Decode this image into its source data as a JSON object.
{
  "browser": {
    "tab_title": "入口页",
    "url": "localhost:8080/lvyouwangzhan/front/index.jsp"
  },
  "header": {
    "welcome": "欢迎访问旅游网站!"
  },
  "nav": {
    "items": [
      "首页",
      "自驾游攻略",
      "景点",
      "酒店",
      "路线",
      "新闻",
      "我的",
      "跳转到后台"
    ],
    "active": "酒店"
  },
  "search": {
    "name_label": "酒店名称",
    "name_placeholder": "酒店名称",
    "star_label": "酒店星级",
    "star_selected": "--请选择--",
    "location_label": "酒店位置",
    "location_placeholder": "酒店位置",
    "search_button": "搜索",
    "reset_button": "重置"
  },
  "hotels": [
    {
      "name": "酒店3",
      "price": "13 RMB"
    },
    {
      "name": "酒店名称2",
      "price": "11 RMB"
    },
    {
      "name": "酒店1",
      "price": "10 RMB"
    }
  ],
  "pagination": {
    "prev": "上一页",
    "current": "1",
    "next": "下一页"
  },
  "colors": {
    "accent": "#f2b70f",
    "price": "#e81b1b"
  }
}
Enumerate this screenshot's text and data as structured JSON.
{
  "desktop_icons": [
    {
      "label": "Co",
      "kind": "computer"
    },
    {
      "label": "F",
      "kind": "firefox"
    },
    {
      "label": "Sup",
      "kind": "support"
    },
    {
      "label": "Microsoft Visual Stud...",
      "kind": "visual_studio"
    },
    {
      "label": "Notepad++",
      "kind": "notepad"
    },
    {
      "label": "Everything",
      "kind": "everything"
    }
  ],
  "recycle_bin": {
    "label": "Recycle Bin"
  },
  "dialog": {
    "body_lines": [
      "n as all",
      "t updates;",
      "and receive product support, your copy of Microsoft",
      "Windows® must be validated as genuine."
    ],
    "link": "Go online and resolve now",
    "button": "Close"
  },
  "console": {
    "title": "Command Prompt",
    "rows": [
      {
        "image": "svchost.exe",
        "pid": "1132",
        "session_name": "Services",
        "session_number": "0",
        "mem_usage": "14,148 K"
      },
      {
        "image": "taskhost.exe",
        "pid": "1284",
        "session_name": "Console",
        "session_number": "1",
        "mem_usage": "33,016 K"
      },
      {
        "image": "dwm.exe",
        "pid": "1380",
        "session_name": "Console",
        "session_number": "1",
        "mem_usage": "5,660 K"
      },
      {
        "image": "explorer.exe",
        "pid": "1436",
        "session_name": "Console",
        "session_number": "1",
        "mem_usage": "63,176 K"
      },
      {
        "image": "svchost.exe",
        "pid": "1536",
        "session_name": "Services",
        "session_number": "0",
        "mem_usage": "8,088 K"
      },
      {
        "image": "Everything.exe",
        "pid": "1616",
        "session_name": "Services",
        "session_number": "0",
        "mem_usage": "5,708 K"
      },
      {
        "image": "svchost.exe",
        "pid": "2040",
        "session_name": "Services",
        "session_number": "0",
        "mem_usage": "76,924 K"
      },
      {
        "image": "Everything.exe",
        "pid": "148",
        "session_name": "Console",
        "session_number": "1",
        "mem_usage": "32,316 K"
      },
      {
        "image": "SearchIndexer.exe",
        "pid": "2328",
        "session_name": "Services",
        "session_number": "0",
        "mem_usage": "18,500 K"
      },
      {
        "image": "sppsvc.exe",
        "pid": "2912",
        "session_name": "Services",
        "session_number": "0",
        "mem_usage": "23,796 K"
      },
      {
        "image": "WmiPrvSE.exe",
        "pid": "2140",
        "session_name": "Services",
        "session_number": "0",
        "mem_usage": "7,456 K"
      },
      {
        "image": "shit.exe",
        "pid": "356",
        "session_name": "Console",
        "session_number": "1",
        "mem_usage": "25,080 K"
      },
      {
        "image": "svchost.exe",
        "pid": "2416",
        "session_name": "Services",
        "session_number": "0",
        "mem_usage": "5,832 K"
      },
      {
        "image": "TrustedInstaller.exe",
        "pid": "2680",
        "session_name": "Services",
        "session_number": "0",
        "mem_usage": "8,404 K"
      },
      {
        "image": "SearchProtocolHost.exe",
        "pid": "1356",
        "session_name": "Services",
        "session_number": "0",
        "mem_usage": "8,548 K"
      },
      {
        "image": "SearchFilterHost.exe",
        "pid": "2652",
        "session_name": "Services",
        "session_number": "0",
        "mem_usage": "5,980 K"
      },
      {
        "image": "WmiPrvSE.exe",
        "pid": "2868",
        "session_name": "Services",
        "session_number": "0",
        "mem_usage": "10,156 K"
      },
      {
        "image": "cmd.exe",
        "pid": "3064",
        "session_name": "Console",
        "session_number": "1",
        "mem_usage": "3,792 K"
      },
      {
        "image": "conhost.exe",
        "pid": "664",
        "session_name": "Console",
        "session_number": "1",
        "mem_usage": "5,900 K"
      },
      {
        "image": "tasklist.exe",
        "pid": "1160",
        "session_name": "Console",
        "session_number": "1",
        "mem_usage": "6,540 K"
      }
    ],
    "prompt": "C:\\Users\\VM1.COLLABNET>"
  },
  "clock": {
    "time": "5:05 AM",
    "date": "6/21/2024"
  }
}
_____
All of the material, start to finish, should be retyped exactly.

Decode this image into its source data as a JSON object.
{
  "browser": {
    "tab_title": "入口页",
    "url": "localhost:8080/lvyouwangzhan/front/index.jsp"
  },
  "header": {
    "welcome": "欢迎访问旅游网站!"
  },
  "nav": {
    "items": [
      "首页",
      "自驾游攻略",
      "景点",
      "酒店",
      "路线",
      "新闻",
      "我的",
      "跳转到后台"
    ],
    "active": "酒店"
  },
  "search": {
    "name_label": "酒店名称",
    "name_placeholder": "酒店名称",
    "star_label": "酒店星级",
    "star_selected": "--请选择--",
    "location_label": "酒店位置",
    "location_placeholder": "酒店位置",
    "search_button": "搜索",
    "reset_button": "重置"
  },
  "hotels": [
    {
      "name": "酒店3",
      "price": "13 RMB"
    },
    {
      "name": "酒店名称2",
      "price": "11 RMB"
    },
    {
      "name": "酒店1",
      "price": "10 RMB"
    }
  ],
  "pagination": {
    "prev": "上一页",
    "current": "1",
    "next": "下一页"
  },
  "colors": {
    "accent": "#f2b70f",
    "price": "#e81b1b"
  }
}
Enumerate this screenshot's text and data as structured JSON.
{
  "desktop_icons": [
    {
      "label": "Co",
      "kind": "computer"
    },
    {
      "label": "F",
      "kind": "firefox"
    },
    {
      "label": "Sup",
      "kind": "support"
    },
    {
      "label": "Microsoft Visual Stud...",
      "kind": "visual_studio"
    },
    {
      "label": "Notepad++",
      "kind": "notepad"
    },
    {
      "label": "Everything",
      "kind": "everything"
    }
  ],
  "recycle_bin": {
    "label": "Recycle Bin"
  },
  "dialog": {
    "body_lines": [
      "n as all",
      "t updates;",
      "and receive product support, your copy of Microsoft",
      "Windows® must be validated as genuine."
    ],
    "link": "Go online and resolve now",
    "button": "Close"
  },
  "console": {
    "title": "Command Prompt",
    "rows": [
      {
        "image": "svchost.exe",
        "pid": "1132",
        "session_name": "Services",
        "session_number": "0",
        "mem_usage": "14,148 K"
      },
      {
        "image": "taskhost.exe",
        "pid": "1284",
        "session_name": "Console",
        "session_number": "1",
        "mem_usage": "33,016 K"
      },
      {
        "image": "dwm.exe",
        "pid": "1380",
        "session_name": "Console",
        "session_number": "1",
        "mem_usage": "5,660 K"
      },
      {
        "image": "explorer.exe",
        "pid": "1436",
        "session_name": "Console",
        "session_number": "1",
        "mem_usage": "63,176 K"
      },
      {
        "image": "svchost.exe",
        "pid": "1536",
        "session_name": "Services",
        "session_number": "0",
        "mem_usage": "8,088 K"
      },
      {
        "image": "Everything.exe",
        "pid": "1616",
        "session_name": "Services",
        "session_number": "0",
        "mem_usage": "5,708 K"
      },
      {
        "image": "svchost.exe",
        "pid": "2040",
        "session_name": "Services",
        "session_number": "0",
        "mem_usage": "76,924 K"
      },
      {
        "image": "Everything.exe",
        "pid": "148",
        "session_name": "Console",
        "session_number": "1",
        "mem_usage": "32,316 K"
      },
      {
        "image": "SearchIndexer.exe",
        "pid": "2328",
        "session_name": "Services",
        "session_number": "0",
        "mem_usage": "18,500 K"
      },
      {
        "image": "sppsvc.exe",
        "pid": "2912",
        "session_name": "Services",
        "session_number": "0",
        "mem_usage": "23,796 K"
      },
      {
        "image": "WmiPrvSE.exe",
        "pid": "2140",
        "session_name": "Services",
        "session_number": "0",
        "mem_usage": "7,456 K"
      },
      {
        "image": "shit.exe",
        "pid": "356",
        "session_name": "Console",
        "session_number": "1",
        "mem_usage": "25,080 K"
      },
      {
        "image": "svchost.exe",
        "pid": "2416",
        "session_name": "Services",
        "session_number": "0",
        "mem_usage": "5,832 K"
      },
      {
        "image": "TrustedInstaller.exe",
        "pid": "2680",
        "session_name": "Services",
        "session_number": "0",
        "mem_usage": "8,404 K"
      },
      {
        "image": "SearchProtocolHost.exe",
        "pid": "1356",
        "session_name": "Services",
        "session_number": "0",
        "mem_usage": "8,548 K"
      },
      {
        "image": "SearchFilterHost.exe",
        "pid": "2652",
        "session_name": "Services",
        "session_number": "0",
        "mem_usage": "5,980 K"
      },
      {
        "image": "WmiPrvSE.exe",
        "pid": "2868",
        "session_name": "Services",
        "session_number": "0",
        "mem_usage": "10,156 K"
      },
      {
        "image": "cmd.exe",
        "pid": "3064",
        "session_name": "Console",
        "session_number": "1",
        "mem_usage": "3,792 K"
      },
      {
        "image": "conhost.exe",
        "pid": "664",
        "session_name": "Console",
        "session_number": "1",
        "mem_usage": "5,900 K"
      },
      {
        "image": "tasklist.exe",
        "pid": "1160",
        "session_name": "Console",
        "session_number": "1",
        "mem_usage": "6,540 K"
      }
    ],
    "prompt": "C:\\Users\\VM1.COLLABNET>"
  },
  "clock": {
    "time": "5:05 AM",
    "date": "6/21/2024"
  }
}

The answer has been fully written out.